Alerts and Notices
SynopsisInterstitial cystitis (also referred to as painful bladder syndrome) is a chronic bladder condition of unknown etiology. It is formally defined by the American Urological Association as an unpleasant sensation (pain, pressure, or discomfort) perceived to be related to the urinary bladder and associated with lower urinary tract symptoms of more than 6 weeks' duration, in the absence of infection or other identifiable causes.
Historically, it was believed that the potential pathophysiology was related to damage to the urothelium provoking an inflammatory response. Potential triggers were thought to include infection, pelvic surgery, pelvic floor muscle dysfunction, bladder overdistention, pelvic floor injury, and spinal cord issues. Currently, the etiology is less clear, and interstitial cystitis is grouped with other chronic pain conditions such as fibromyalgia and irritable bowel syndrome (IBS). This condition can occur at any age, although it is seen most often at midlife and more commonly in females.
Patients will present with symptoms of dysuria, increased urinary frequency and urgency, pelvic pain and pressure, as well as possible dyspareunia. Most commonly, patients will report pain with the bladder being full, which is relieved upon emptying.
Symptom onset is usually gradual over a number of months. Sometimes a triggering event can be identified, but more often the onset is insidious.
N30.10 – Interstitial cystitis (chronic) without hematuria
197834003 – Chronic interstitial cystitis
Differential Diagnosis & Pitfalls
- Urinary tract infection – Pain with urination, not with being full
- Endometriosis – Cyclic pelvic pain and dyspareunia
- Vulvodynia – Nerve condition causing pain with intercourse
- Kidney stones / bladder stones
- Pudendal neuralgia
- Pelvic floor muscle dysfunction
- Overactive bladder – Reason for voiding is to prevent incontinence, not to relieve / prevent pain.
- Malignancy of the bladder or genital tract (eg, cervical, prostate)

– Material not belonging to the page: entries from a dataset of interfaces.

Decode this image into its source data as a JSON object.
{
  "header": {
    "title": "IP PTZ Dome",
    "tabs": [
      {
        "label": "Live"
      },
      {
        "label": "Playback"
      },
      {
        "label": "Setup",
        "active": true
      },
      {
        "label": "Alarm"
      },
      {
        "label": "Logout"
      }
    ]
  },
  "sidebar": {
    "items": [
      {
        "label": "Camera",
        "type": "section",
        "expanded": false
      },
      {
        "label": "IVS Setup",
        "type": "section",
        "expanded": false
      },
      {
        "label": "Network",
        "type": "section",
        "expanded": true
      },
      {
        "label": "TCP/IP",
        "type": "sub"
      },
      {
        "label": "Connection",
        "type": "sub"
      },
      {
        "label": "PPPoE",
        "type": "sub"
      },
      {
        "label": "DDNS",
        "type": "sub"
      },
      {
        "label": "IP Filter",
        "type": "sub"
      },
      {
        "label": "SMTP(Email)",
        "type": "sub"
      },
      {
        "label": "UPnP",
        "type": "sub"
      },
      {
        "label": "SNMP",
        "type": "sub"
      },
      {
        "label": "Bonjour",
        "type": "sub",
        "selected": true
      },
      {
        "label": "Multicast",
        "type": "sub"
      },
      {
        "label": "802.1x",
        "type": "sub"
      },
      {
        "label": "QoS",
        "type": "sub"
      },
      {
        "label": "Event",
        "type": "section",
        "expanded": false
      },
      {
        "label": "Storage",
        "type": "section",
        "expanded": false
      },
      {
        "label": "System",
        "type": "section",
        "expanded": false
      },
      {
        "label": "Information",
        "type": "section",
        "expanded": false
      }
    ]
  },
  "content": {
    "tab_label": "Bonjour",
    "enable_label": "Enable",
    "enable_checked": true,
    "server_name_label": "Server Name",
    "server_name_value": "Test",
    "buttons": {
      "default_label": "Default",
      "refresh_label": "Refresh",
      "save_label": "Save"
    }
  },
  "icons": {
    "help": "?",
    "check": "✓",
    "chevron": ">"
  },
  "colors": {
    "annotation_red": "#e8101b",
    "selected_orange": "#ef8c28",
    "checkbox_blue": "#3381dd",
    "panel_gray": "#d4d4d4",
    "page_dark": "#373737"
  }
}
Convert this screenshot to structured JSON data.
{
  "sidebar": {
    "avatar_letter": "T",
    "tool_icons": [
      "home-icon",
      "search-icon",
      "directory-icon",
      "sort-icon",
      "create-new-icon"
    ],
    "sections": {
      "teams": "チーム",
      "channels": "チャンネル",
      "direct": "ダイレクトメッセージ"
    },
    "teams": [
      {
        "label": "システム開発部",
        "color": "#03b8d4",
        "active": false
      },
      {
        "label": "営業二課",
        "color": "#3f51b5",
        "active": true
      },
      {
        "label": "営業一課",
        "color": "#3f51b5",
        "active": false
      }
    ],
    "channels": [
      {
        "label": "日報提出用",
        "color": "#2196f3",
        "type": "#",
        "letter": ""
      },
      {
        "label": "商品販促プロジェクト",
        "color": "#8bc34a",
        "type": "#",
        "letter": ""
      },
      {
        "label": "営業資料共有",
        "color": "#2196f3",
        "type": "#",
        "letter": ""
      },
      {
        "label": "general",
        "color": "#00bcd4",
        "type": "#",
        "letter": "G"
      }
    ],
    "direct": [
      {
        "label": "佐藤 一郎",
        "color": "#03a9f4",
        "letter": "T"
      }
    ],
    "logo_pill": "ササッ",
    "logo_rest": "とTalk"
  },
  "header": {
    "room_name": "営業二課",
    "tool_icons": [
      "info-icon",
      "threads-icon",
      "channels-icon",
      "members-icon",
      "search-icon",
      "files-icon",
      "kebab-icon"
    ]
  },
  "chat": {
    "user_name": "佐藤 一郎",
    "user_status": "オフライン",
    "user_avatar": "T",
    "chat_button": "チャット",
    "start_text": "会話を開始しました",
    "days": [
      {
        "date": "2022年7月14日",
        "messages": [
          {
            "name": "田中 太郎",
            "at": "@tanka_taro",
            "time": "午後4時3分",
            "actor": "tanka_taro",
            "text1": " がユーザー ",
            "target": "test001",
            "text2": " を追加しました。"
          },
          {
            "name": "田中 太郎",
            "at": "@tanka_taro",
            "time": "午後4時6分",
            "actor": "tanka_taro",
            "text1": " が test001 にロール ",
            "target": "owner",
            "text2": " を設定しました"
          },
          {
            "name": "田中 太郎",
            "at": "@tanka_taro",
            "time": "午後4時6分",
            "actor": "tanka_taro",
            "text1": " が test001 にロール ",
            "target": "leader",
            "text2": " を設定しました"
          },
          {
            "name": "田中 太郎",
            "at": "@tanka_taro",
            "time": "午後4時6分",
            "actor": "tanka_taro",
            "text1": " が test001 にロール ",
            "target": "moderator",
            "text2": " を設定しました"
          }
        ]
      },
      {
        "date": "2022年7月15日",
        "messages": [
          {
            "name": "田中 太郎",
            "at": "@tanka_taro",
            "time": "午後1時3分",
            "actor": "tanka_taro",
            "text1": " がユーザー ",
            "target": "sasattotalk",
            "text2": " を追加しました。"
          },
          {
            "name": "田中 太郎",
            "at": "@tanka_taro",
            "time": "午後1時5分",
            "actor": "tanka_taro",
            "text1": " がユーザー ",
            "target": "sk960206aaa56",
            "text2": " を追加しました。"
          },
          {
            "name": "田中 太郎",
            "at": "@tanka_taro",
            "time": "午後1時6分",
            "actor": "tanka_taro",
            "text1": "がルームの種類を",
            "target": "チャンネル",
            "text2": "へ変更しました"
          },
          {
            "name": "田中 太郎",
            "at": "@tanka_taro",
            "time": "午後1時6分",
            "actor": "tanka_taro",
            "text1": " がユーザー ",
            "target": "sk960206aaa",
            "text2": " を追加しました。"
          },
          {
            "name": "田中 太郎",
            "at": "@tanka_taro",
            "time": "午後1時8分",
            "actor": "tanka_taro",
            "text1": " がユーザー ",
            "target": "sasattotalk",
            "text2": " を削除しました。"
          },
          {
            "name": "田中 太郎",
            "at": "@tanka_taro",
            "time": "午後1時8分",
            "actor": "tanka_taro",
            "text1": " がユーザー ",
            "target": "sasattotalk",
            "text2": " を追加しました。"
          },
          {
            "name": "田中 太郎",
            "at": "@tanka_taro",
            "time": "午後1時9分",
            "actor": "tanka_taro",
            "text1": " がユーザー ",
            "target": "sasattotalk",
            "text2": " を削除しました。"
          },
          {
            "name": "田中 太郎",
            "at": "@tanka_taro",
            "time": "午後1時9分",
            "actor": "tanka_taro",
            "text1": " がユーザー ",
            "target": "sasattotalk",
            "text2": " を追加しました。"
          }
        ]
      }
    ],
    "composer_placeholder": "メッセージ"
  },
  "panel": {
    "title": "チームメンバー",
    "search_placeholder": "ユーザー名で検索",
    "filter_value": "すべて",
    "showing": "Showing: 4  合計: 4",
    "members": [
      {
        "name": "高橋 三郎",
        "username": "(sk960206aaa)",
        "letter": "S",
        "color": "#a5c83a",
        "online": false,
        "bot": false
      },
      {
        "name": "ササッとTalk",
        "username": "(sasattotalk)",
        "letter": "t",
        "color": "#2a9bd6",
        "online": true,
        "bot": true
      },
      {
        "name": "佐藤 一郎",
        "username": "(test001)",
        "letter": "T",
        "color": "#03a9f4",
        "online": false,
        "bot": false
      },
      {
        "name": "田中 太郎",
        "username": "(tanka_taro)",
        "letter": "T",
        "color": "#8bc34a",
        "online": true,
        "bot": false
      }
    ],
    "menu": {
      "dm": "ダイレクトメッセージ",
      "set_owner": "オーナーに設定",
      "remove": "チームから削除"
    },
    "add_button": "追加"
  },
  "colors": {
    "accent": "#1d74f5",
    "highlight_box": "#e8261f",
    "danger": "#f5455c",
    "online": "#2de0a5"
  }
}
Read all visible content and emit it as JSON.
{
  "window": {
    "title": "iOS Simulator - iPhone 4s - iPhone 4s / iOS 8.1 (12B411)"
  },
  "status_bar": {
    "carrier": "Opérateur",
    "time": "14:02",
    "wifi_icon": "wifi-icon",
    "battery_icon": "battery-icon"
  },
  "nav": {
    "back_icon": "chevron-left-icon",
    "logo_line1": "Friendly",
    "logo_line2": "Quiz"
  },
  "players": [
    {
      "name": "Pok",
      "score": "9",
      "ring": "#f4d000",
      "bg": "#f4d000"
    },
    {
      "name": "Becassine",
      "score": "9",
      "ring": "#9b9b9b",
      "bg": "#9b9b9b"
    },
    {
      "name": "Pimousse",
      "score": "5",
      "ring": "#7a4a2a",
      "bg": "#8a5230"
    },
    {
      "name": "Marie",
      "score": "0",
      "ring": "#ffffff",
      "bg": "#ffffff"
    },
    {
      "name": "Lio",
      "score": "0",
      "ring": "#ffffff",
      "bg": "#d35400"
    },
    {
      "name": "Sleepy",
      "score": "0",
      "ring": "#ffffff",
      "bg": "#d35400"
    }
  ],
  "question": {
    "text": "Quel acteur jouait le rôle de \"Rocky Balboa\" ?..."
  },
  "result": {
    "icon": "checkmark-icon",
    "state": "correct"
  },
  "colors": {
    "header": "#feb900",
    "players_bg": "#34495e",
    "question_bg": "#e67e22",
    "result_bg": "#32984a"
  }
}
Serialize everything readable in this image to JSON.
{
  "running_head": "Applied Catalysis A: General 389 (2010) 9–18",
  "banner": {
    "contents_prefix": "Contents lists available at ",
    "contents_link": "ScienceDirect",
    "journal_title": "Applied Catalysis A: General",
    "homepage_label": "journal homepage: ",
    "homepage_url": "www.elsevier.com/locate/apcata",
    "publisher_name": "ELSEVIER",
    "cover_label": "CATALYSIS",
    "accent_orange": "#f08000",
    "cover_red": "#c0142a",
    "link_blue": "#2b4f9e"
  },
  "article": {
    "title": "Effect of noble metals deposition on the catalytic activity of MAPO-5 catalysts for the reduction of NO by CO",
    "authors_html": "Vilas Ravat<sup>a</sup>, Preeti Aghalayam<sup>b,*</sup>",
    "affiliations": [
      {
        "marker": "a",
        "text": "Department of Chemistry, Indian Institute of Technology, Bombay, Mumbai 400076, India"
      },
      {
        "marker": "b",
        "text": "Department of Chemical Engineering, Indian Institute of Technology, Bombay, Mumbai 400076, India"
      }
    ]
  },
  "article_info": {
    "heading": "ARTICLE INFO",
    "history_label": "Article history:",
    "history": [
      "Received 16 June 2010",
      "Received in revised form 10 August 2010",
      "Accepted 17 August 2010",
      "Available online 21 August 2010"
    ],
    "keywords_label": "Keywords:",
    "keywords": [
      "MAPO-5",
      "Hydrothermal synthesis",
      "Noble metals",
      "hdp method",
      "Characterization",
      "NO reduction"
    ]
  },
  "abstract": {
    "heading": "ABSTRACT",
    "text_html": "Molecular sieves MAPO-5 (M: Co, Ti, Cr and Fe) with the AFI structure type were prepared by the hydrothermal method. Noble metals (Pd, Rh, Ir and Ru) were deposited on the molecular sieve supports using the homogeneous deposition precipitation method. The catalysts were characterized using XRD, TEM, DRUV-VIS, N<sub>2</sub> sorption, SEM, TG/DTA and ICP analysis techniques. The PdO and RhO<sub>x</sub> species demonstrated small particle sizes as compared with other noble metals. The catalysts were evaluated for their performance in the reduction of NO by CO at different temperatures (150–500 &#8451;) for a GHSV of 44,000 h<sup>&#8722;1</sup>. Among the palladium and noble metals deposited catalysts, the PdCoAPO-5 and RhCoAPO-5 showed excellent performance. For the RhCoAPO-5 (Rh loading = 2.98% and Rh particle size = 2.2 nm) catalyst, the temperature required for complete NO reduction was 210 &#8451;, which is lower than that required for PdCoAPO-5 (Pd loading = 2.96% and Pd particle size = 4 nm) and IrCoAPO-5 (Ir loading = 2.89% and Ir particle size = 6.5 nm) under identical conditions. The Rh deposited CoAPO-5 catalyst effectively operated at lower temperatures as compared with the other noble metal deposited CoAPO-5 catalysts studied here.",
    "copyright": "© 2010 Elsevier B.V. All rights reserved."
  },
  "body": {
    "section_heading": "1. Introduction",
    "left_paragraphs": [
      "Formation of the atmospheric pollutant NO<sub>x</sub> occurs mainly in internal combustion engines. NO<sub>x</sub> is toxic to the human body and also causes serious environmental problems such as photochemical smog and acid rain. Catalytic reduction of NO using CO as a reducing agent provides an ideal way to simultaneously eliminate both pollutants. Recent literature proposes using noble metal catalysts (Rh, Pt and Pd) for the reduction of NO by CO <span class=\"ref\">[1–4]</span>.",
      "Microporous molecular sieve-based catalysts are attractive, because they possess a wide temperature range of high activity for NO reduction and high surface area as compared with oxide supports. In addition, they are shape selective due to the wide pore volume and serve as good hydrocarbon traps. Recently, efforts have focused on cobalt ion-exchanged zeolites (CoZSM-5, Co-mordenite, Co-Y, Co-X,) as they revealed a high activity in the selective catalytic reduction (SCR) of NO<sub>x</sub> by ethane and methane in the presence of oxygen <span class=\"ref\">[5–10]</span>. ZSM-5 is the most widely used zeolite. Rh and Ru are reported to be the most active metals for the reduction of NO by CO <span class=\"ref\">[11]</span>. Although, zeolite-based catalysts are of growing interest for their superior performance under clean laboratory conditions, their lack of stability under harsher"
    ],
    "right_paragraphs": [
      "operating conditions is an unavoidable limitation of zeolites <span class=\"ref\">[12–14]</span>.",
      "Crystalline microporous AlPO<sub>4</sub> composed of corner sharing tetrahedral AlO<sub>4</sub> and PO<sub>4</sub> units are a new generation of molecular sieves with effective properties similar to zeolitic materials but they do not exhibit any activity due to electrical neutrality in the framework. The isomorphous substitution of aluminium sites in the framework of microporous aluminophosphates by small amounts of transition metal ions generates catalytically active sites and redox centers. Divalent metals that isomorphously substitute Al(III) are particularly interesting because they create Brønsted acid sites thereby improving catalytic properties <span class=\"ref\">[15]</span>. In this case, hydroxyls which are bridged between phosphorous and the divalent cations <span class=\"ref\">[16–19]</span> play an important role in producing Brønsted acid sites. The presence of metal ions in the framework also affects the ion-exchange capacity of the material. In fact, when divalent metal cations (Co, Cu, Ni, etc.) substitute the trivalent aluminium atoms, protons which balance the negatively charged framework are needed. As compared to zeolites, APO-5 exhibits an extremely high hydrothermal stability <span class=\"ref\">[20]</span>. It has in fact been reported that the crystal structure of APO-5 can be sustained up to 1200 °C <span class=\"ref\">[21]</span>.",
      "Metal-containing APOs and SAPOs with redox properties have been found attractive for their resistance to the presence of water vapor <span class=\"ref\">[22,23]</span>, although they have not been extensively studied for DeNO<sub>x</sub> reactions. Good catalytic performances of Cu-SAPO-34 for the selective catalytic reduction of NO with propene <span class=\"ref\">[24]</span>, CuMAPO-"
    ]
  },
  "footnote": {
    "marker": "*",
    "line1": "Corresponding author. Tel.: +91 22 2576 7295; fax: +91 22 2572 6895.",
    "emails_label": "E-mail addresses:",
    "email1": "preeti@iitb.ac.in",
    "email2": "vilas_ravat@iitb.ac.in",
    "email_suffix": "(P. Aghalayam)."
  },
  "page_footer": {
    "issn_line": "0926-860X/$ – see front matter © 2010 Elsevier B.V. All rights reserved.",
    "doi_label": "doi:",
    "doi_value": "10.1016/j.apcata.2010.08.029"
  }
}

Drug Reaction DataBelow is a list of drugs with literature evidence indicating an adverse association with this diagnosis. The list is continually updated through ongoing research and new medication approvals. Click on Citations to sort by number of citations or click on Medication to sort the medications alphabetically.